Two years since India embarked upon its most transformational indirect tax journey, the introduction of GST was a game-changer for the Indian economy as it has replaced multi-layered, complex indirect tax structure with a simple, transparent and technology-driven tax regime.
With Union Budget 2019 focusing primarily on the macro sentiment, it is now up to the GST Council to make 'One Nation One Tax' a holistic policy tool for driving India towards the $5 trillion dreams.
To discuss the road ahead for GST, CNBC-TV18 spoke with Manish Sisodia, deputy chief minister of Delhi; Manpreet Badal, finance minister of Punjab; V Narayanasamy, chief minister of Puducherry and Mauvin Godinho, panchayat minister of Goa.
Badal said, "Almost two-thirds of your entire economy is outside GST. If you recognise this rule of One Nation One Tax, you cannot have such a large segment of your economy outside of GST. However, look at the kind of exemptions you have in our GST system, look at the kind of amendments you have made in the GST law. In two years, 4,000 amendments in the law."
Narayanasamy said, "After the implementation of the GST, Puducherry is suffering a lot. The reason is we are a small state, ours is not a consuming state. GST is a destination tax. So, whatever is produced here - land is ours, water is ours, electricity is ours but ultimately it goes to the consuming state and we are not getting any advantage and that is a basic flaw in the GST law."

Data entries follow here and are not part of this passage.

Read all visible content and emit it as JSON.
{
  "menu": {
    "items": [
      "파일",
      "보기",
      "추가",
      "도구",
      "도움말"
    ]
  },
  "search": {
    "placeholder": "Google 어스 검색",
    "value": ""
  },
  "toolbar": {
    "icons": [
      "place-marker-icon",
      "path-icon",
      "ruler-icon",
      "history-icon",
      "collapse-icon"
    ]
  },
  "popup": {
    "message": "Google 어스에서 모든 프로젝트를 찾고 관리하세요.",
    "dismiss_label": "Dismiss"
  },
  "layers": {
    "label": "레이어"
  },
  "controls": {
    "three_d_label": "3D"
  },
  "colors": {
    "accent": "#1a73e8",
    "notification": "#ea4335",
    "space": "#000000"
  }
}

Godinho said, "After 35 meetings in the GST council each and everything has been decided by consensus, never there has been any voting that has taken place. For decisions to be idealistic, to arrive at something which will be really ideal and which will be acceptable to everyone, it will take a little time. However, I want to assure the nation through this forum that the government as well as the GST Council, are further rationalising the rates and try to even converge the 18 percent and 28 percent or 18 percent and 12 percent into one rate and even going further beyond that."